Abstract: Elastic and viscous properties, including Young’s modulus, hardness, creep rate sensitivity, and fatigue resistance of Sn-1.2Ag-0.5Cu-0.05Ni lead-free solder, have been investigated. The properties of bulk specimens and in situ solder balls were compared. Experiments show good correlations of Young’s modulus and creep rate sensitivity between conventional measurements and nanoindentation results on bulk specimens. Further mechanical properties of the beach-ball microstructure in solder balls were characterized by nanoindentation. The load-partial unload technique was used to determine variation in mechanical properties with increasing depth of penetration into the intermetallic inclusions in the in situ solder. Fatigue resistances of the bulk specimens and solder balls were compared using the novel nanoimpact method. In comparison with bulk specimens, it was found that in situ solder has higher Young’s modulus, lower creep strain rate sensitivity and better fatigue resistance. The effects of soldering and the scale differences strongly affect the mechanical and fatigue properties of in situ solder. (Materials Science & Technology Conference, October 2012)

This column provides abstracts from recent industry conferences and company white papers. Our goal is to provide an added opportunity for readers to keep abreast of technology and business trends.

Electronics additive manufacturing can output the same result as conventional PCB methods, but getting there is a much different process.

Read more: Design Implications of Additive Technologies on Circuits

Greg Papandrew

Talk isn’t cheap, but the absence of it could cost you even more.

Throughout my PCB career as a go-between for board buyers and manufacturers, I’ve often heard complaints from buyers that fabricators – domestic and offshore – ask too many engineering questions (EQs) after receiving an order. “Why can’t they just build the board?” buyers say.

This mystifies me. In my view, PCB vendor questions provide valuable feedback.

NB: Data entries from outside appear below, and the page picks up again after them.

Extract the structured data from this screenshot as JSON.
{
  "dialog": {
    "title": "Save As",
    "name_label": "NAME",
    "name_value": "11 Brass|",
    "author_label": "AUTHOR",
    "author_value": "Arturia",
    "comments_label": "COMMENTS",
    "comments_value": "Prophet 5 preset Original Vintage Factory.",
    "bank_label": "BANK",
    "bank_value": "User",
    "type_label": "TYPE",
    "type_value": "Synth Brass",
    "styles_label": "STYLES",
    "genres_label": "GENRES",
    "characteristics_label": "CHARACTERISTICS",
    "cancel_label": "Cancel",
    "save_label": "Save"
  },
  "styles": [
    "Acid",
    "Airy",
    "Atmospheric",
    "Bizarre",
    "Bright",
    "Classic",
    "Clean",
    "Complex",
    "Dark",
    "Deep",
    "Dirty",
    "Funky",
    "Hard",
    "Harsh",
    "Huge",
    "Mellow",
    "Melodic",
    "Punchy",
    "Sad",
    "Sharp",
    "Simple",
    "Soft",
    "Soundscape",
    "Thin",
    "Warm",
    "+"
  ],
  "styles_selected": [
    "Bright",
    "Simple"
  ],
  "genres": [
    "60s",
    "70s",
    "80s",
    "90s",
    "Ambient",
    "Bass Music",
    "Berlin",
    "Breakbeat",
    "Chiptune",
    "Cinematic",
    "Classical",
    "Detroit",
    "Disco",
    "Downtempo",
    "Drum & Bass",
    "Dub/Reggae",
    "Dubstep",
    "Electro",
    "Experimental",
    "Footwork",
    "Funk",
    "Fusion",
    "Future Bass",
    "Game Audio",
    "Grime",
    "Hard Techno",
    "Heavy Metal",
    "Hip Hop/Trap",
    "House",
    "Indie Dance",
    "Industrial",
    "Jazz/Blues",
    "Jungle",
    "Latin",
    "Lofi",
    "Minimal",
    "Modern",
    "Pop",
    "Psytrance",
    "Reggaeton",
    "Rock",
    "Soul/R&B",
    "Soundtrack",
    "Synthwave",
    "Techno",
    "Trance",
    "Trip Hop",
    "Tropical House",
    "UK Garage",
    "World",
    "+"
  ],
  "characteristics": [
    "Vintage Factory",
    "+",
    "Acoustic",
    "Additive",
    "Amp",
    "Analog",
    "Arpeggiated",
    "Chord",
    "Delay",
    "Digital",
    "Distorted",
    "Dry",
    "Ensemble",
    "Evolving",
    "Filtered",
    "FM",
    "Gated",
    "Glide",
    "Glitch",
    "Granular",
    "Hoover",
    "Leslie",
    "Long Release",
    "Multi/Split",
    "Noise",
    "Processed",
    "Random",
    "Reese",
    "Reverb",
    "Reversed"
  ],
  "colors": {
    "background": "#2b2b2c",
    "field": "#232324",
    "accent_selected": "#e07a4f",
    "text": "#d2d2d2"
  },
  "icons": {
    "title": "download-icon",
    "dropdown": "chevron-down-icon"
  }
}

They may indicate the vendor lacks all the required information to build the order. They also tell me the manufacturer is intent on gathering all the data necessary to do the job right.

I’d be more concerned if no EQs came from a vendor. A PCB has over 100 separate required manufacturing processes, almost all of which are unique to each customer. It would be surprising, even alarming, if everything in an order was absolutely clear, with no back-and-forth necessary.  

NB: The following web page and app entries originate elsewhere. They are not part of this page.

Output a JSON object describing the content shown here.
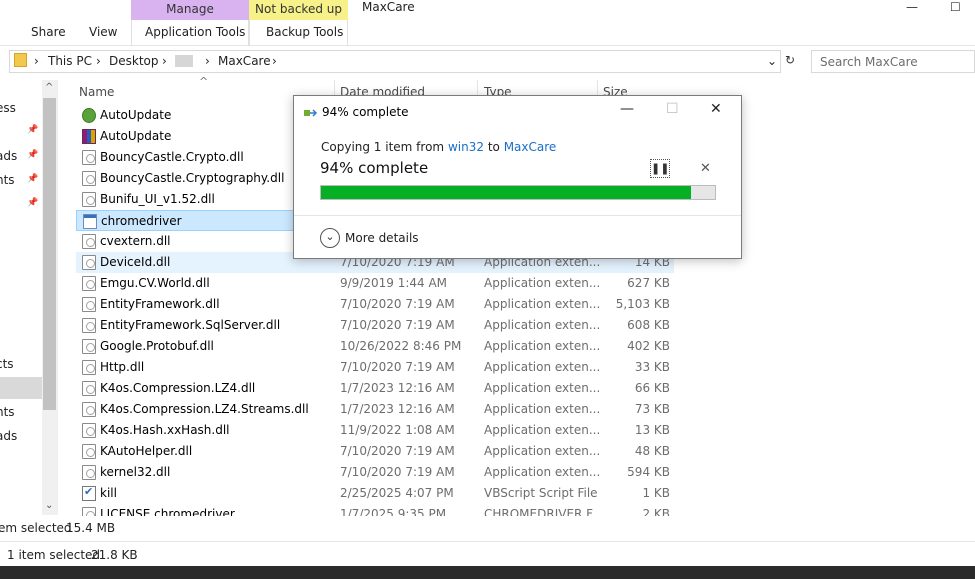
{
  "window": {
    "title": "MaxCare",
    "controls": {
      "minimize": "—",
      "maximize": "☐"
    }
  },
  "ribbon": {
    "context_tabs": [
      {
        "label": "Manage"
      },
      {
        "label": "Not backed up"
      }
    ],
    "tabs": [
      {
        "label": "Share"
      },
      {
        "label": "View"
      },
      {
        "label": "Application Tools"
      },
      {
        "label": "Backup Tools"
      }
    ]
  },
  "address": {
    "crumbs": [
      "This PC",
      "Desktop",
      "MaxCare"
    ],
    "separator": "›",
    "dropdown": "⌄",
    "refresh": "↻"
  },
  "search": {
    "placeholder": "Search MaxCare"
  },
  "nav": {
    "items": [
      {
        "label": "ess"
      },
      {
        "label": "ads"
      },
      {
        "label": "nts"
      },
      {
        "label": "cts"
      },
      {
        "label": "nts"
      },
      {
        "label": "ads"
      }
    ],
    "pin": "📌"
  },
  "columns": {
    "name": "Name",
    "date": "Date modified",
    "type": "Type",
    "size": "Size",
    "sort_indicator": "^"
  },
  "files": [
    {
      "name": "AutoUpdate",
      "date": "",
      "type": "",
      "size": "",
      "icon": "globe-icon"
    },
    {
      "name": "AutoUpdate",
      "date": "",
      "type": "",
      "size": "",
      "icon": "archive-icon"
    },
    {
      "name": "BouncyCastle.Crypto.dll",
      "date": "",
      "type": "",
      "size": "",
      "icon": "dll-icon"
    },
    {
      "name": "BouncyCastle.Cryptography.dll",
      "date": "",
      "type": "",
      "size": "",
      "icon": "dll-icon"
    },
    {
      "name": "Bunifu_UI_v1.52.dll",
      "date": "",
      "type": "",
      "size": "",
      "icon": "dll-icon"
    },
    {
      "name": "chromedriver",
      "date": "",
      "type": "",
      "size": "",
      "icon": "exe-icon"
    },
    {
      "name": "cvextern.dll",
      "date": "",
      "type": "",
      "size": "",
      "icon": "dll-icon"
    },
    {
      "name": "DeviceId.dll",
      "date": "7/10/2020 7:19 AM",
      "type": "Application exten...",
      "size": "14 KB",
      "icon": "dll-icon"
    },
    {
      "name": "Emgu.CV.World.dll",
      "date": "9/9/2019 1:44 AM",
      "type": "Application exten...",
      "size": "627 KB",
      "icon": "dll-icon"
    },
    {
      "name": "EntityFramework.dll",
      "date": "7/10/2020 7:19 AM",
      "type": "Application exten...",
      "size": "5,103 KB",
      "icon": "dll-icon"
    },
    {
      "name": "EntityFramework.SqlServer.dll",
      "date": "7/10/2020 7:19 AM",
      "type": "Application exten...",
      "size": "608 KB",
      "icon": "dll-icon"
    },
    {
      "name": "Google.Protobuf.dll",
      "date": "10/26/2022 8:46 PM",
      "type": "Application exten...",
      "size": "402 KB",
      "icon": "dll-icon"
    },
    {
      "name": "Http.dll",
      "date": "7/10/2020 7:19 AM",
      "type": "Application exten...",
      "size": "33 KB",
      "icon": "dll-icon"
    },
    {
      "name": "K4os.Compression.LZ4.dll",
      "date": "1/7/2023 12:16 AM",
      "type": "Application exten...",
      "size": "66 KB",
      "icon": "dll-icon"
    },
    {
      "name": "K4os.Compression.LZ4.Streams.dll",
      "date": "1/7/2023 12:16 AM",
      "type": "Application exten...",
      "size": "73 KB",
      "icon": "dll-icon"
    },
    {
      "name": "K4os.Hash.xxHash.dll",
      "date": "11/9/2022 1:08 AM",
      "type": "Application exten...",
      "size": "13 KB",
      "icon": "dll-icon"
    },
    {
      "name": "KAutoHelper.dll",
      "date": "7/10/2020 7:19 AM",
      "type": "Application exten...",
      "size": "48 KB",
      "icon": "dll-icon"
    },
    {
      "name": "kernel32.dll",
      "date": "7/10/2020 7:19 AM",
      "type": "Application exten...",
      "size": "594 KB",
      "icon": "dll-icon"
    },
    {
      "name": "kill",
      "date": "2/25/2025 4:07 PM",
      "type": "VBScript Script File",
      "size": "1 KB",
      "icon": "script-icon"
    },
    {
      "name": "LICENSE.chromedriver",
      "date": "1/7/2025 9:35 PM",
      "type": "CHROMEDRIVER F...",
      "size": "2 KB",
      "icon": "dll-icon"
    }
  ],
  "status_inner": {
    "selected": "em selected",
    "size": "15.4 MB"
  },
  "status_outer": {
    "selected": "1 item selected",
    "size": "21.8 KB"
  },
  "dialog": {
    "title": "94% complete",
    "controls": {
      "minimize": "—",
      "maximize": "☐",
      "close": "✕"
    },
    "copy_prefix": "Copying 1 item from",
    "source": "win32",
    "to_word": "to",
    "destination": "MaxCare",
    "percent_label": "94% complete",
    "pause_glyph": "❚❚",
    "stop_glyph": "✕",
    "progress": 0.94,
    "progress_color": "#06b025",
    "more_glyph": "⌄",
    "more_details": "More details"
  }
}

Read more: A Good PCB Vendor Should Ask Questions

Greg PapandrewIt’s adding unnecessary costs to your supply chain.

Want a more robust and cost-effective supply chain? Shrink it. Remove the expensive middleman. You don’t need to pay a PCB broker a 20 to 40% markup to, basically, relay information from you to overseas vendors.

The truth is the PCB broker business model – where companies buy printed circuit boards from an overseas manufacturer and then resell them to a customer – is outdated. And it’s adding unnecessary costs to your supply chain.

Years ago, brokers were small operations, with perhaps three to five people. And at one time, they did provide a valuable service to their customers, offering lower prices on boards made overseas, while handling all the details of procurement from foreign vendors in what was often a challenging PCB buying cycle.

Read more: It’s Time to Bypass the PCB Broker

Page 3 of 112